March 29, 2022
NaN minute read
When we know more about specific user groups and their behaviors, we can meet them with more meaningful messaging, guide them to features they need, and better understand where our product might need improvement. This type of analysis that lets us understand our users better is referred to as “behavioral analytics.” While there are many ways to gather useful customer data and behavioral analytics, in this article we will be focusing on one—cohort analysis. Let’s dive in!
First, let's define what a cohort is.
A cohort is simply a group of users who share similar characteristics. These characteristics can include acquisition date, demographic information (like age or location), user device, the marketing channel or campaign in which they were acquired, and other types of groupings.
You may often see cohorts sharing the same characteristics of time; for example, users who were acquired at the same time, users who purchased a product at the same time, or users who’ve subscribed at the same time. However, temporal or time-based cohorts aren’t the most valuable cohorts because they don’t tell you what to do next.
So then, what is cohort analysis?
Cohort analysis is the process of breaking up users into cohorts and examining their behavior and trends over time or over their customer lifecycle. It requires both the grouping of users and tracking them over time. As mentioned earlier, cohort analysis is a form of behavior analytics. It is also sometimes said to be a subset of segmentation and is sometimes used interchangeably with the term segmentation, but that’s a topic for another post.
Because most analyses deal with grouping data, you may be asking, “How is a cohort analysis different from any other type of analysis?” Let’s take a look.
Below is a simple chart displaying the number of engaged users per month – a common way of analyzing growth metrics. (To view it, scroll within the embed.)
This chart shows us that there is an increase in engaged users as the month progresses. But it does not show us why we may be seeing this growth in engagement, nor does it show us who these users are that are engaging with our product.
A cohort analysis can give us more details on who users are and thus help us narrow why they may be engaging more or less with the product based on cohort attributes.
Now here is a cohort analysis looking at new user retention:
Each row denotes a cohort, broken up by their sign up date as seen in the left column. The following column to the right shows the exact number of users that joined that date. The remaining columns, 1-25, denote the number of weeks that have passed in that cohort's life cycle. Lastly, the number in each cell from left to right in columns 1-25, denotes the percentage of users in that cohort who’ve engaged each subsequent week.
From this chart, we can conclude a few things. First, we are seeing an increase in the number of new users but once we acquire these new users we see that there is a significant decline in how many of them return and engage with our product after week one and week two.
If you continue to examine the chart further cohort by cohort (row by row) you can notice other trends like the fact that new users that have joined from July 2017 and onward are showing lower product engagement percentages at a faster rate and seeing less retention.

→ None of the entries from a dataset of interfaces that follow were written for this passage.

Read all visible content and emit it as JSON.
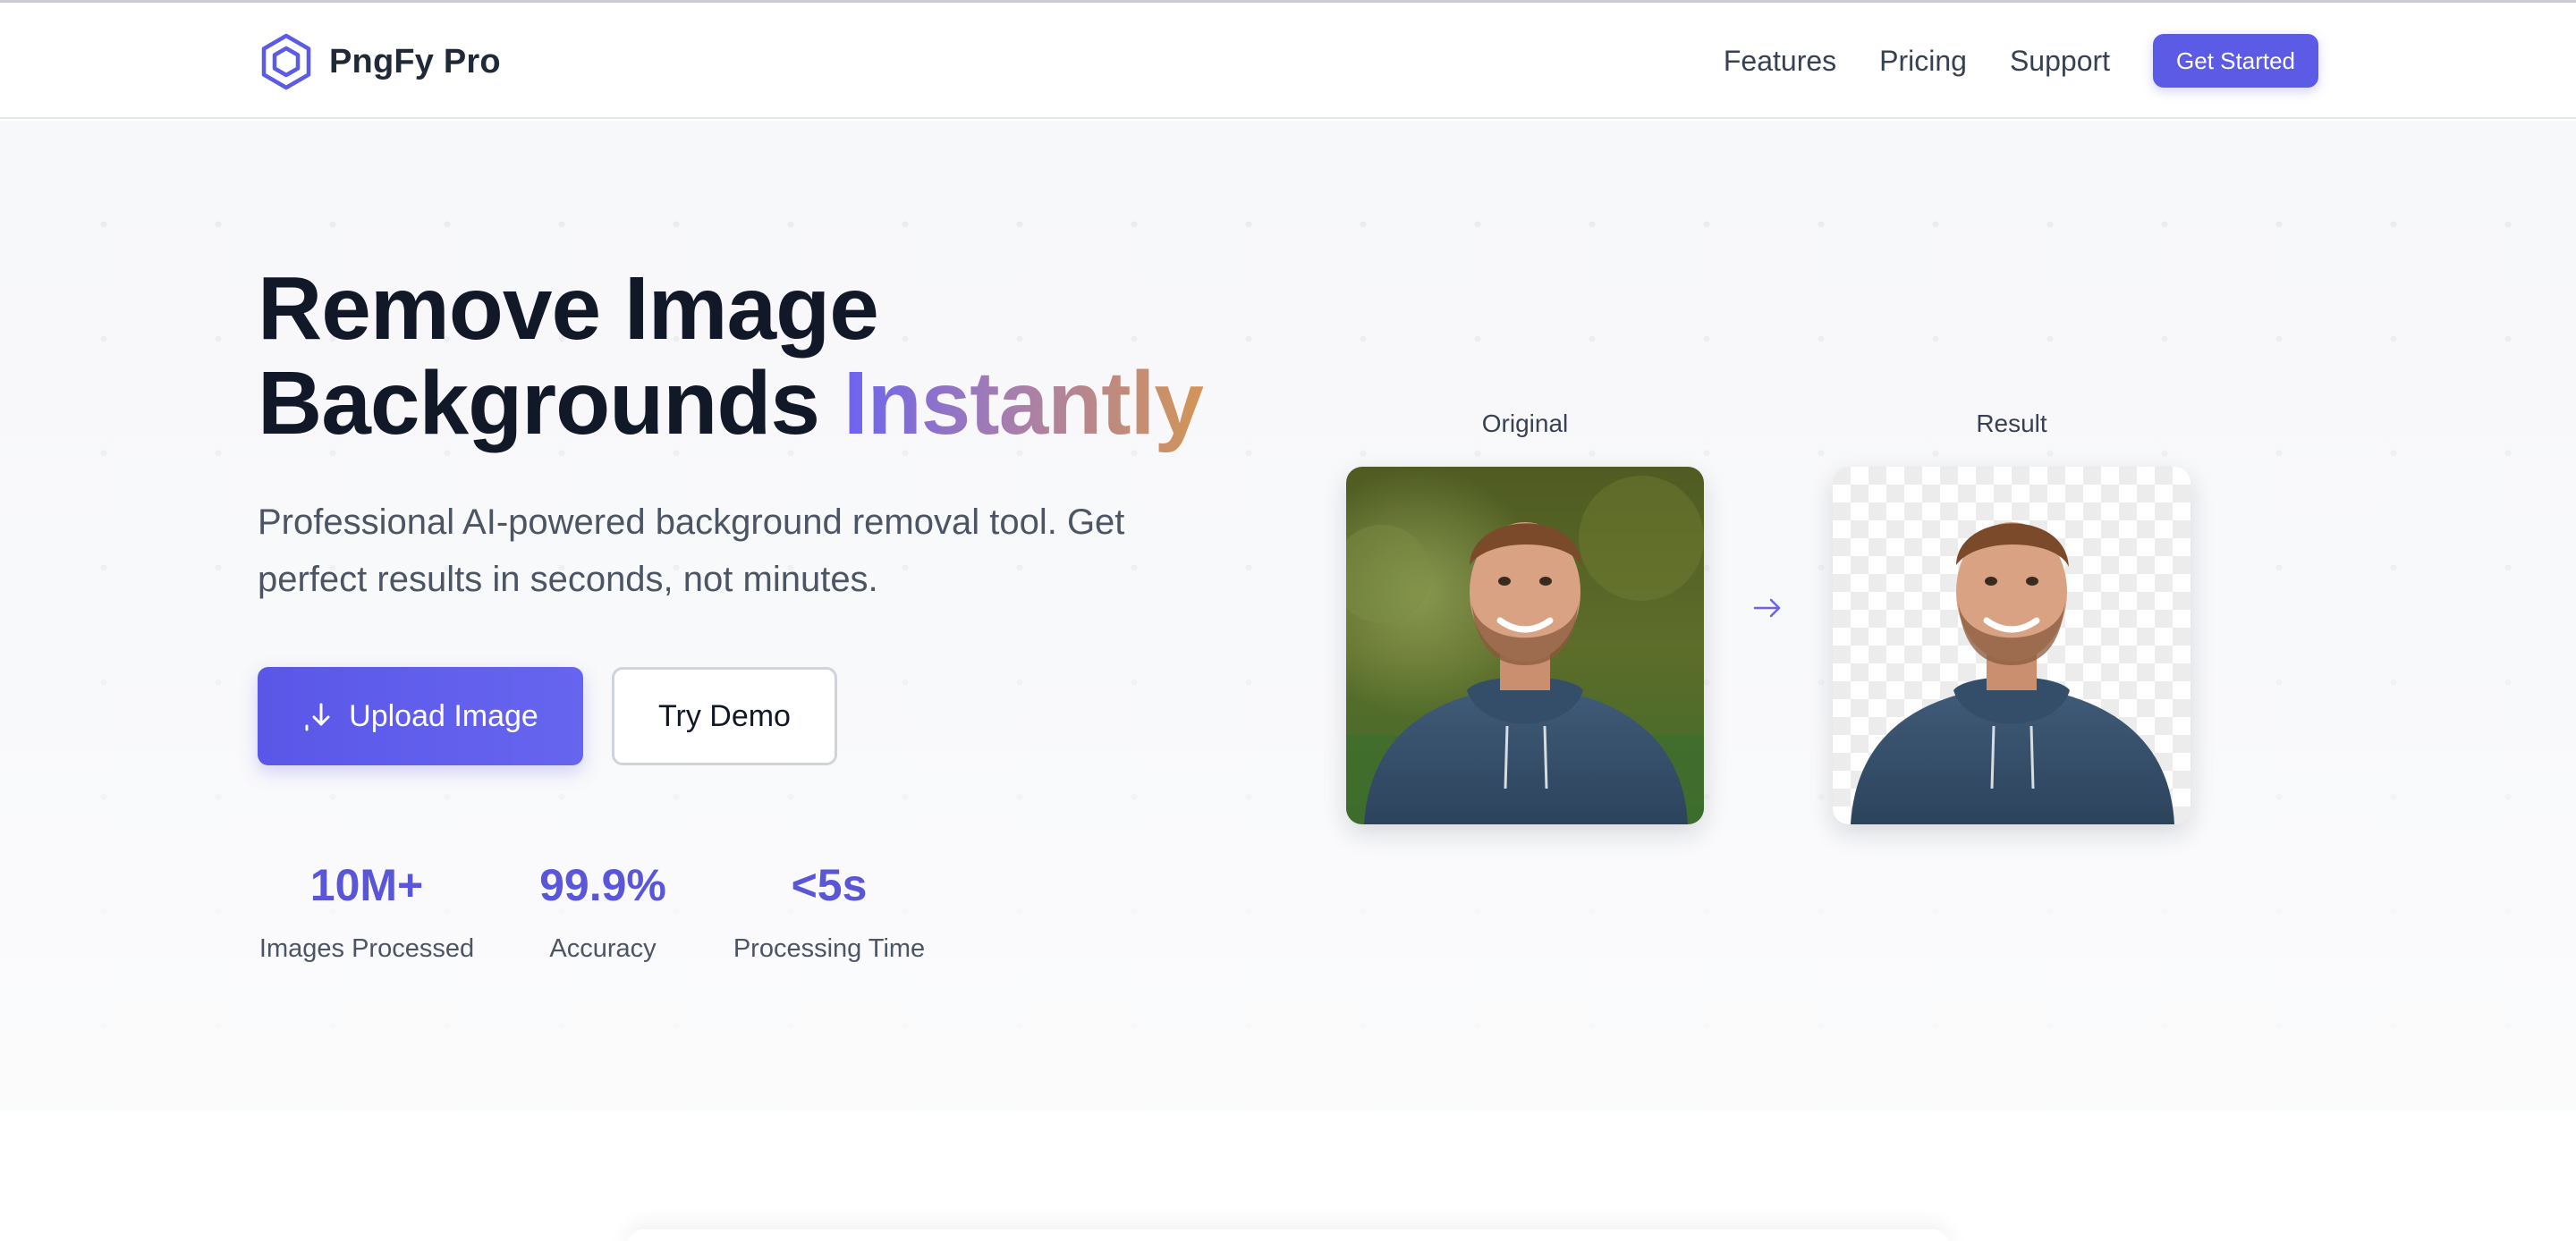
{
  "nav": {
    "brand": "PngFy Pro",
    "links": [
      "Features",
      "Pricing",
      "Support"
    ],
    "cta": "Get Started"
  },
  "hero": {
    "headline_line1": "Remove Image",
    "headline_line2": "Backgrounds",
    "headline_accent": "Instantly",
    "subtext": "Professional AI-powered background removal tool. Get perfect results in seconds, not minutes.",
    "primary_button": "Upload Image",
    "secondary_button": "Try Demo",
    "stats": [
      {
        "value": "10M+",
        "label": "Images Processed"
      },
      {
        "value": "99.9%",
        "label": "Accuracy"
      },
      {
        "value": "<5s",
        "label": "Processing Time"
      }
    ]
  },
  "comparison": {
    "original_label": "Original",
    "result_label": "Result"
  },
  "icons": {
    "logo": "hexagon-logo-icon",
    "upload": "download-arrow-icon",
    "compare": "arrow-right-icon"
  },
  "colors": {
    "accent": "#5b5be6",
    "stat_value": "#5a56d8",
    "headline": "#111827",
    "gradient_start": "#6c63f0",
    "gradient_end": "#d39557"
  }
}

With this cohort analysis, we not only see insights that the previous chart could not show, but it also tips us off that a good chunk of the user engagement that we saw in the first chart is correlated to the signup of new users.

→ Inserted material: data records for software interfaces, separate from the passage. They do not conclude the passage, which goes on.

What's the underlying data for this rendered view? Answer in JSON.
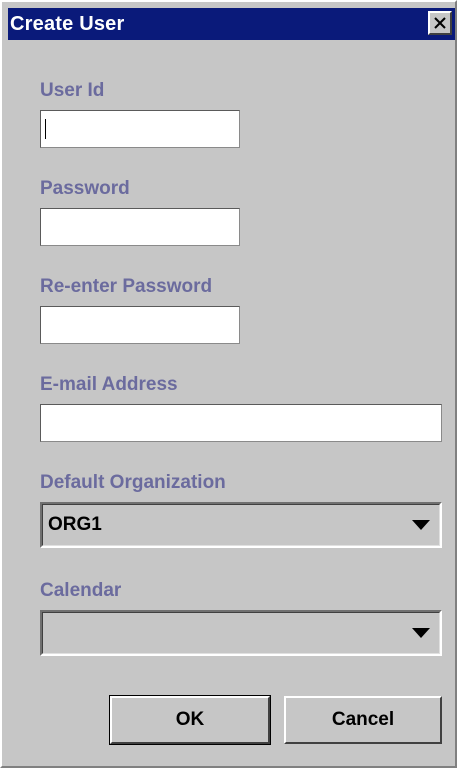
{
  "window": {
    "title": "Create User"
  },
  "form": {
    "user_id": {
      "label": "User Id",
      "value": ""
    },
    "password": {
      "label": "Password",
      "value": ""
    },
    "reenter_password": {
      "label": "Re-enter Password",
      "value": ""
    },
    "email": {
      "label": "E-mail Address",
      "value": ""
    },
    "default_org": {
      "label": "Default Organization",
      "selected": "ORG1"
    },
    "calendar": {
      "label": "Calendar",
      "selected": ""
    }
  },
  "buttons": {
    "ok_label": "OK",
    "cancel_label": "Cancel"
  },
  "colors": {
    "titlebar": "#0a1a7a",
    "label": "#6b6b9e",
    "panel": "#c6c6c6"
  },
  "icons": {
    "close": "close-icon",
    "dropdown": "chevron-down-icon"
  }
}
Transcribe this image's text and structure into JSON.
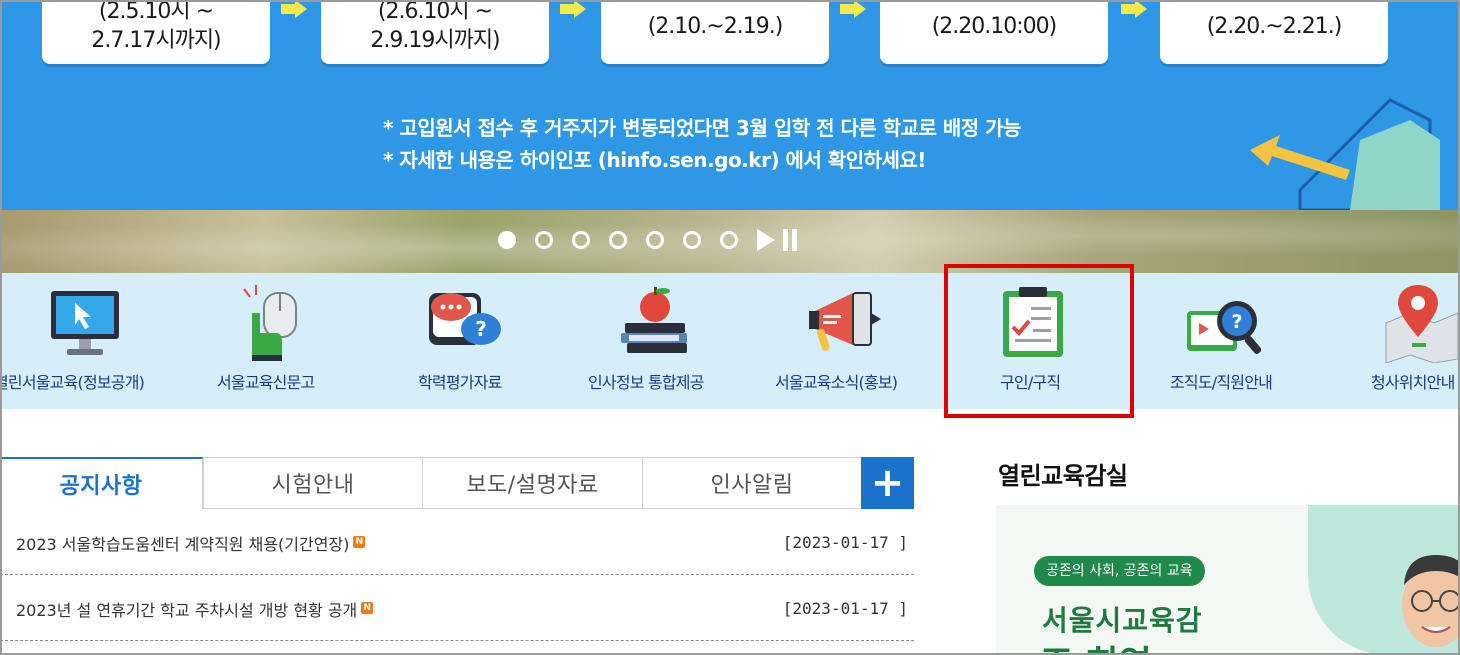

A few notes:
The column “New Users” isn’t required to understand the trend that users drop engagement as the weeks progress, but it helps give us a more accurate picture of the size of each cohort.
When creating your own chart, you can determine how long you want to observe your customers and at which level of frequency (week, month, quarter, etc).

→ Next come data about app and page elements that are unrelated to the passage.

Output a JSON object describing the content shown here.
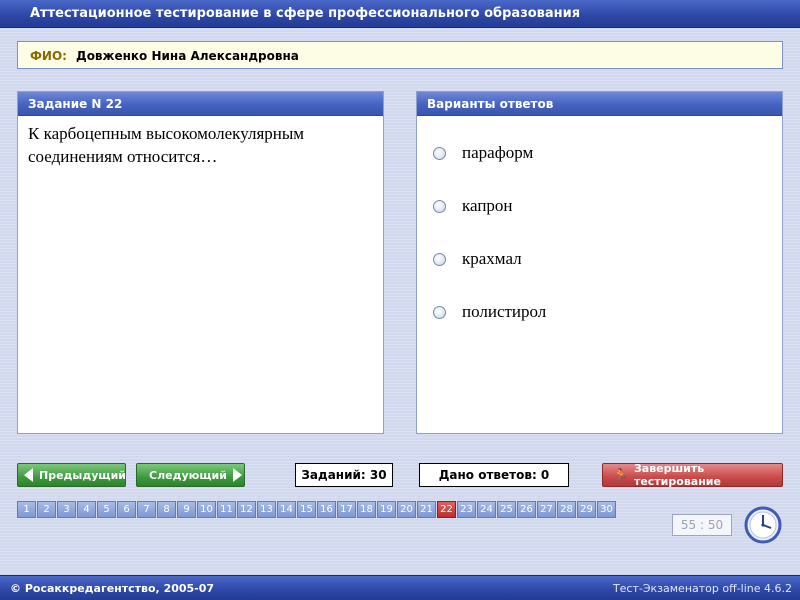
{
  "window": {
    "title": "Аттестационное тестирование в сфере профессионального образования"
  },
  "fio": {
    "label": "ФИО:",
    "value": "Довженко Нина Александровна"
  },
  "question": {
    "header": "Задание N 22",
    "text_line1": "К карбоцепным высокомолекулярным",
    "text_line2": "соединениям относится…"
  },
  "answers": {
    "header": "Варианты ответов",
    "options": [
      "параформ",
      "капрон",
      "крахмал",
      "полистирол"
    ]
  },
  "controls": {
    "prev_label": "Предыдущий",
    "next_label": "Следующий",
    "total_label": "Заданий: 30",
    "answered_label": "Дано ответов: 0",
    "finish_label": "Завершить тестирование"
  },
  "navigation": {
    "current": 22,
    "numbers": [
      "1",
      "2",
      "3",
      "4",
      "5",
      "6",
      "7",
      "8",
      "9",
      "10",
      "11",
      "12",
      "13",
      "14",
      "15",
      "16",
      "17",
      "18",
      "19",
      "20",
      "21",
      "22",
      "23",
      "24",
      "25",
      "26",
      "27",
      "28",
      "29",
      "30"
    ]
  },
  "timer": {
    "value": "55 : 50"
  },
  "footer": {
    "left": "© Росаккредагентство, 2005-07",
    "right": "Тест-Экзаменатор off-line 4.6.2"
  },
  "colors": {
    "header_blue": "#2d47a6",
    "nav_current": "#b83030",
    "green_button": "#3f9a3f",
    "finish_button": "#c94a4a"
  }
}
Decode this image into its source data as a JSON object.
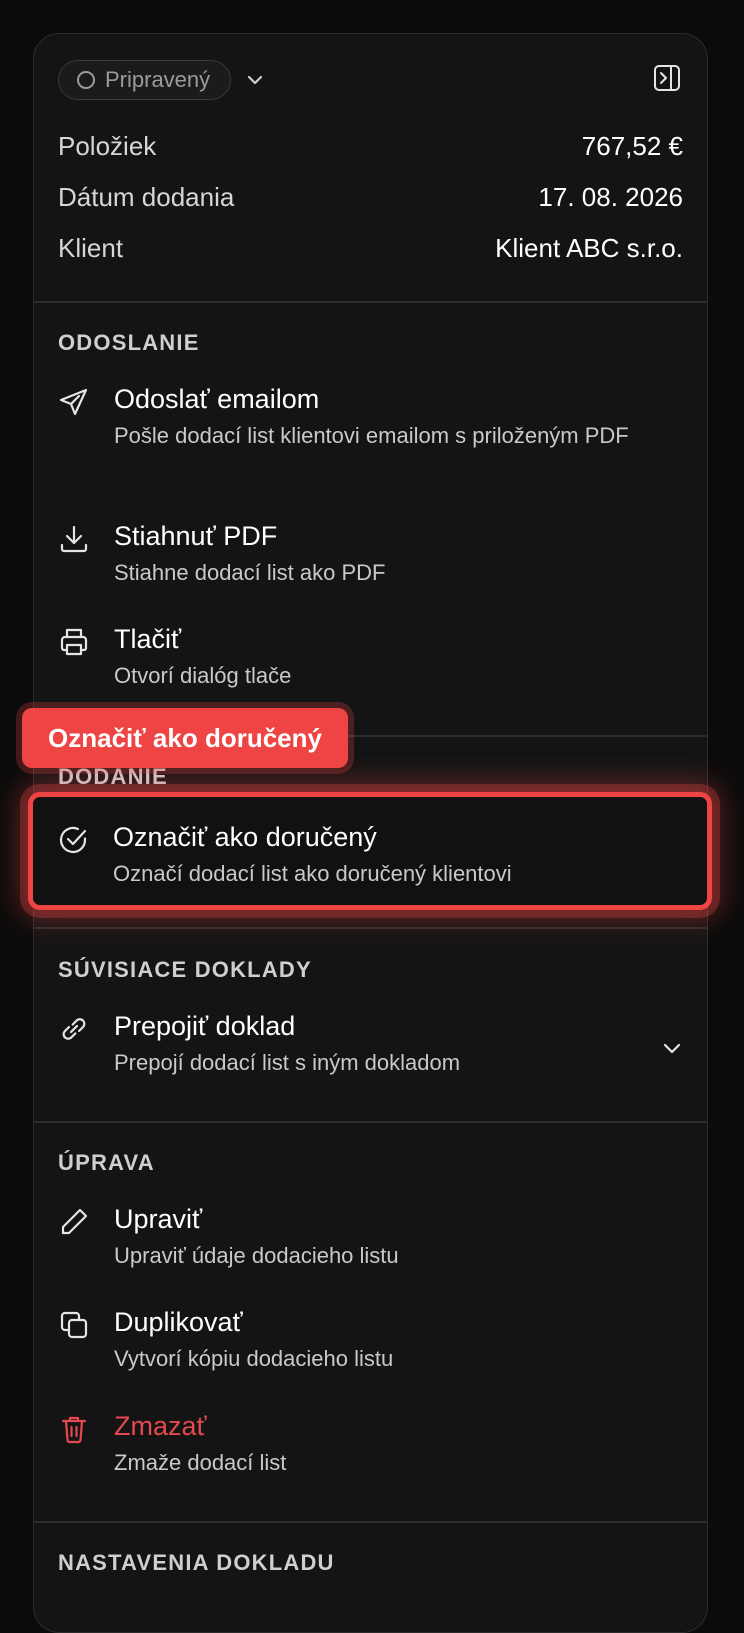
{
  "status": {
    "label": "Pripravený"
  },
  "summary": [
    {
      "label": "Položiek",
      "value": "767,52 €"
    },
    {
      "label": "Dátum dodania",
      "value": "17. 08. 2026"
    },
    {
      "label": "Klient",
      "value": "Klient ABC s.r.o."
    }
  ],
  "sections": {
    "odoslanie": {
      "title": "ODOSLANIE",
      "actions": [
        {
          "title": "Odoslať emailom",
          "desc": "Pošle dodací list klientovi emailom s priloženým PDF",
          "icon": "send-icon"
        },
        {
          "title": "Stiahnuť PDF",
          "desc": "Stiahne dodací list ako PDF",
          "icon": "download-icon"
        },
        {
          "title": "Tlačiť",
          "desc": "Otvorí dialóg tlače",
          "icon": "printer-icon"
        }
      ]
    },
    "dodanie": {
      "title": "DODANIE",
      "actions": [
        {
          "title": "Označiť ako doručený",
          "desc": "Označí dodací list ako doručený klientovi",
          "icon": "check-circle-icon"
        }
      ]
    },
    "suvisiace": {
      "title": "SÚVISIACE DOKLADY",
      "actions": [
        {
          "title": "Prepojiť doklad",
          "desc": "Prepojí dodací list s iným dokladom",
          "icon": "link-icon"
        }
      ]
    },
    "uprava": {
      "title": "ÚPRAVA",
      "actions": [
        {
          "title": "Upraviť",
          "desc": "Upraviť údaje dodacieho listu",
          "icon": "pencil-icon"
        },
        {
          "title": "Duplikovať",
          "desc": "Vytvorí kópiu dodacieho listu",
          "icon": "copy-icon"
        },
        {
          "title": "Zmazať",
          "desc": "Zmaže dodací list",
          "icon": "trash-icon",
          "color": "#e5484d"
        }
      ]
    },
    "nastavenia": {
      "title": "NASTAVENIA DOKLADU"
    }
  },
  "tooltip": {
    "label": "Označiť ako doručený"
  },
  "colors": {
    "accent": "#ef4444",
    "danger": "#e5484d",
    "panel": "#141414",
    "background": "#0b0b0b"
  }
}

So when is cohort analysis useful? What kinds of information can it tell you about your business?
The benefits of cohort analysis are many and can vary based on your use case, company needs, as well as the questions your team is looking to answer.
It allows you to track the customer life cycle of specific groups. By tracking groups of users, you can get a clearer view of how and when your customers engage with your product or business. This allows you to see customer lifetime value.
It can help you understand the long-term and current health of your business. By tracking users over time, you can see if your business is actually being successful at acquiring users and retaining them. You can also predict possible churn.
It can tip you off to whether or not changes in your site or product are affecting users. By tracking groups of users over time, you can zoom in and see if their change in behavior coincides with a launch of a new product feature or change to the website.
It can help your company make better and more informed decisions and predictions. By tracking users over time and examining a particular cohort’s behavior, you can take more strategic steps like developing a targeted campaign for your most valuable users all based on meaningful data.
When done right, cohort analysis can unearth valuable information about different user segments that can help go-to-market and product departments focus their efforts with nuanced insights. With Mode you can perform cohort analysis using both marketing data and product data for speedy insights. Give it a try.
Work-related distractions for data enthusiasts.